• [App and web page records]:
┄┄┄┄┄┄

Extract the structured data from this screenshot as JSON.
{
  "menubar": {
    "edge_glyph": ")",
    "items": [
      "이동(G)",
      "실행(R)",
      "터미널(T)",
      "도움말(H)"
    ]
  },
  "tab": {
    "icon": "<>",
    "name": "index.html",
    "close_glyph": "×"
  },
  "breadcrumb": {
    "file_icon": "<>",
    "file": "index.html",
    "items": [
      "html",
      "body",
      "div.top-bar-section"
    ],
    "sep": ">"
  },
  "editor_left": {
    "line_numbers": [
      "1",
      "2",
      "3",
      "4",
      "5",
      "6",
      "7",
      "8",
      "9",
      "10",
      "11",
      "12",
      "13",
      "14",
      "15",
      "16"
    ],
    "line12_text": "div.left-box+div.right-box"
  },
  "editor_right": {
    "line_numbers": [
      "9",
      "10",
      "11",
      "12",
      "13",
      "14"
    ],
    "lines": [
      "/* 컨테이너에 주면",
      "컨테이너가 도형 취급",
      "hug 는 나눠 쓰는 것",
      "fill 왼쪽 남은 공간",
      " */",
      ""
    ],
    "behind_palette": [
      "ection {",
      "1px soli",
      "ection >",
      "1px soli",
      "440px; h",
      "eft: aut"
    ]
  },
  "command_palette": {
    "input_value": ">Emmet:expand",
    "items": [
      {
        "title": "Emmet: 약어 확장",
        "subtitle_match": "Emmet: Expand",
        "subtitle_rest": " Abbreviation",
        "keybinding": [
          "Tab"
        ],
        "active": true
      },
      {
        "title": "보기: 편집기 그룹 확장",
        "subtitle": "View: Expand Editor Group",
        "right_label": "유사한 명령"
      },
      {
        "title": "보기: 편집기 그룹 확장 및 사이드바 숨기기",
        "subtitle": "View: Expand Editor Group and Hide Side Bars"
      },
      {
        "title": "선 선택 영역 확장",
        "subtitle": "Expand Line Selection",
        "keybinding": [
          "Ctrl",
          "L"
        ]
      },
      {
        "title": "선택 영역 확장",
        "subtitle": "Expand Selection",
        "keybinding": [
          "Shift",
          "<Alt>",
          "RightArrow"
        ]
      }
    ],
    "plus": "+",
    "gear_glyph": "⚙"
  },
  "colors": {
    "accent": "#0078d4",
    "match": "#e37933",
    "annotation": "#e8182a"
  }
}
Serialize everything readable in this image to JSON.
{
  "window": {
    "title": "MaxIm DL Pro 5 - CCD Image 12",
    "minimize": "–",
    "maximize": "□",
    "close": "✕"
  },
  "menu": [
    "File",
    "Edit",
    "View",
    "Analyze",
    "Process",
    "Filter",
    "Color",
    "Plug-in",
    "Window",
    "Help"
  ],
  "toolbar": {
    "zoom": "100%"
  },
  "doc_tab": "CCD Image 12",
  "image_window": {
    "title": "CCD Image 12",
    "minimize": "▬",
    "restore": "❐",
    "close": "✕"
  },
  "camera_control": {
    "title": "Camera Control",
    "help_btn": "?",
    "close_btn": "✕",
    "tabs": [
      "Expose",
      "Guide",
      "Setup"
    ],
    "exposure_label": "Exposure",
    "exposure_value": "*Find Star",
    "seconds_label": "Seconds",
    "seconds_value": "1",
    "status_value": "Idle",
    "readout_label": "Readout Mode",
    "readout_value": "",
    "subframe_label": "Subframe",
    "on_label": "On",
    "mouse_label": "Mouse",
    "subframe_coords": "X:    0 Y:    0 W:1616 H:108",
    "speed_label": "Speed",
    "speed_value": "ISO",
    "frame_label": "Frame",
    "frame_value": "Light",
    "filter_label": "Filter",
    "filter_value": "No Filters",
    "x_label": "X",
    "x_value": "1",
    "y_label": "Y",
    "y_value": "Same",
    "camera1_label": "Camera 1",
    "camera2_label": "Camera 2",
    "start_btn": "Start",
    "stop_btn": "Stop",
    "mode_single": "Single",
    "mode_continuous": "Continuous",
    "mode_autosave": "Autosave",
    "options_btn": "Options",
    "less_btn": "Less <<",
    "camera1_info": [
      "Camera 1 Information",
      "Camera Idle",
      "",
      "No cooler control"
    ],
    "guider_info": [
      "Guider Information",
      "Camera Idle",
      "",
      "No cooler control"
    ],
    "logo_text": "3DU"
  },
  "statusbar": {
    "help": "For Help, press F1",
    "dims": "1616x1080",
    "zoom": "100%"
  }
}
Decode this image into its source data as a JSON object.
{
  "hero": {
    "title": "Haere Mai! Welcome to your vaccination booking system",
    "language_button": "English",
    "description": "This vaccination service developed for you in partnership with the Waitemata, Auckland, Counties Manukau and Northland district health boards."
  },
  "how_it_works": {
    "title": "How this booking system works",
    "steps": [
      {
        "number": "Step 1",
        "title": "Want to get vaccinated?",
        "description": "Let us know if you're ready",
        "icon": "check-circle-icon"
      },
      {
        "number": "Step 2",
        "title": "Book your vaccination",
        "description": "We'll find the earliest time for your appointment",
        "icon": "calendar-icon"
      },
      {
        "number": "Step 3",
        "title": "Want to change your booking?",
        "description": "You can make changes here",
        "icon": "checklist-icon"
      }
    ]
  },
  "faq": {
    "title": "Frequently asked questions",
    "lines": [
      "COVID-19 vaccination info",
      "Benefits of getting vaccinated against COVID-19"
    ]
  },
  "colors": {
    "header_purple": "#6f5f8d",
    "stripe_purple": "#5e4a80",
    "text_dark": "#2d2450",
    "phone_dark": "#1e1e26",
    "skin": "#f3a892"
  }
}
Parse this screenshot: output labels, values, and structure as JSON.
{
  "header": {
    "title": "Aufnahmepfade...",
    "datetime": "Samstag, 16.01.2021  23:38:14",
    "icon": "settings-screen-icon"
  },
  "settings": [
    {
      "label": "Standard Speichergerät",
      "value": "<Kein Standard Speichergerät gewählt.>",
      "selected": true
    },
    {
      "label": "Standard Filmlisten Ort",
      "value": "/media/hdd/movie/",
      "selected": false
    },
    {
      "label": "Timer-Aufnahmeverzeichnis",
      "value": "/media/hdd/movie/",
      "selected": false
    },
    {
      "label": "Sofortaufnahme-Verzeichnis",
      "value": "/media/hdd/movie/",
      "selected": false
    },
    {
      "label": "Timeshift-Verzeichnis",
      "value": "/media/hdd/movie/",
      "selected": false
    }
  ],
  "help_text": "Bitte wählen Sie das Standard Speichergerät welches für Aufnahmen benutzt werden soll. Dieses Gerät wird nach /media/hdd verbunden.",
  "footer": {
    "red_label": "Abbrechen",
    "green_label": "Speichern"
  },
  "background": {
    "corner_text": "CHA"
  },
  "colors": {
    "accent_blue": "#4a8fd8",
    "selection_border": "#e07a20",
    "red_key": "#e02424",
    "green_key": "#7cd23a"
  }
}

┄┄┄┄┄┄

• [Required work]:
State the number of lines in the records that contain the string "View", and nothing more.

• [Task output]:
3